The methods of income generation for corporate bonds and stocks differ significantly. Let’s explore how each asset generates income for investors:
Coupon Payments for Corporate Bonds
Corporate bonds provide regular income through coupon payments. The issuing company pays bondholders fixed interest at predetermined intervals, offering a stable income stream. Investors relying on consistent income may find corporate bonds more suitable for their investment needs.
Dividends for Stocks
Stocks generate income through dividends. Companies distribute a portion of their earnings to shareholders, offering them a share of the profits. Dividends are not fixed and can vary depending on the company’s financial performance and management decisions. Investors seeking growth and potential higher returns often consider stocks as a source of income.
Factors Affecting Income Generation

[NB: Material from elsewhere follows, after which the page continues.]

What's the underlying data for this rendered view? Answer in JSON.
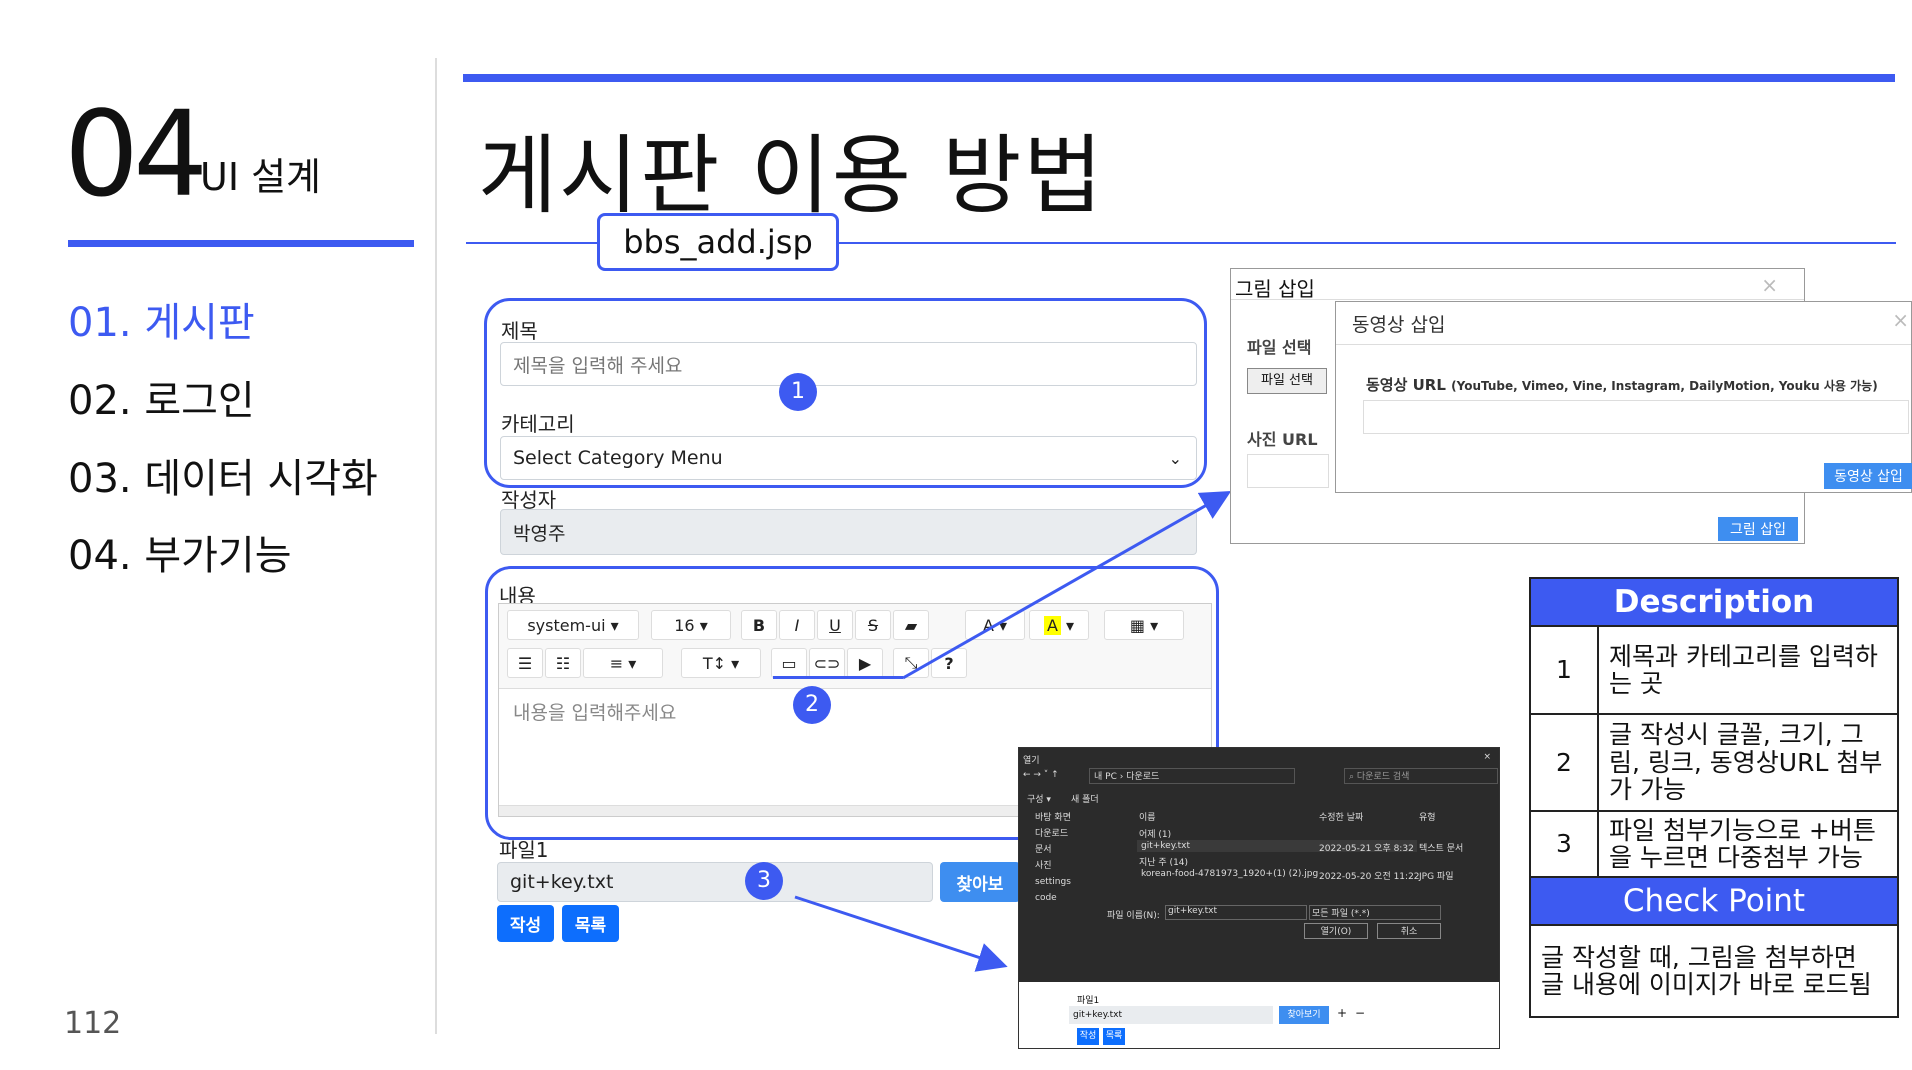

For both corporate bonds and stocks, several factors influence income generation:
- Company Performance: The financial health and profitability of the issuing company impact the ability to make coupon payments or distribute dividends.
- Market Conditions: Economic factors, industry trends, and market stability can affect the income potential of both assets.
- Interest Rates: Changes in interest rates can impact the value of corporate bonds and the attractiveness of stocks relative to fixed-income investments.
FAQ: Frequently Asked Questions
What are the main differences between corporate bonds and stocks?
Corporate bonds represent debt while stocks represent ownership in a company. Bonds generate income through fixed coupon payments, while stocks generate income through dividends. Stocks also offer voting rights and the potential for capital appreciation.
Which investment option is less risky – corporate bonds or stocks?
Corporate bonds are generally considered less risky than stocks due to their fixed income nature. However, the risk level depends on various factors, including the credit rating of bonds and the financial health of the issuing company.
Can an investor lose all their money in corporate bonds or stocks?
Investors can potentially lose all their invested money in both corporate bonds and stocks. If a company defaults on its bond payments or goes bankrupt, bondholders may face losses. Similarly, stock prices can decline significantly, resulting in a loss of invested capital.
How can an investor decide whether to invest in corporate bonds or stocks?
Investors should consider their financial goals, risk tolerance, and time horizon when deciding between corporate bonds and stocks. Bonds may be suitable for those seeking stable income, while stocks may offer potential growth and higher returns in the long run.
Are corporate bonds or stocks more suitable for short-term investments?
Corporate bonds are generally considered more suitable for short-term investments due to their fixed income and lower volatility. Stocks carry higher market risk and are better suited for long-term investment horizons.
How does the economic environment impact the performance of corporate bonds and stocks?
The economic environment, including interest rates, inflation, and overall market conditions, can significantly influence the performance of both corporate bonds and stocks. Changes in these factors may affect bond prices, interest payments, and stock prices.
Can an investor hold both corporate bonds and stocks in their portfolio?
Yes, investors can diversify their portfolios by holding both corporate bonds and stocks. This diversification helps spread risk and balance potential returns from different asset classes.
In summary, understanding the differences between corporate bonds and stocks is essential for investors looking to optimize their investment portfolios. Corporate bonds provide a fixed income stream through coupon payments, while stocks offer the potential for higher returns through dividends and capital appreciation. The risk levels and income generation methods vary significantly between the two assets, catering to different investment objectives and risk tolerances. By considering factors such as risk, return potential, and personal investment goals, investors can make informed decisions about allocating their resources effectively and diversifying their portfolios.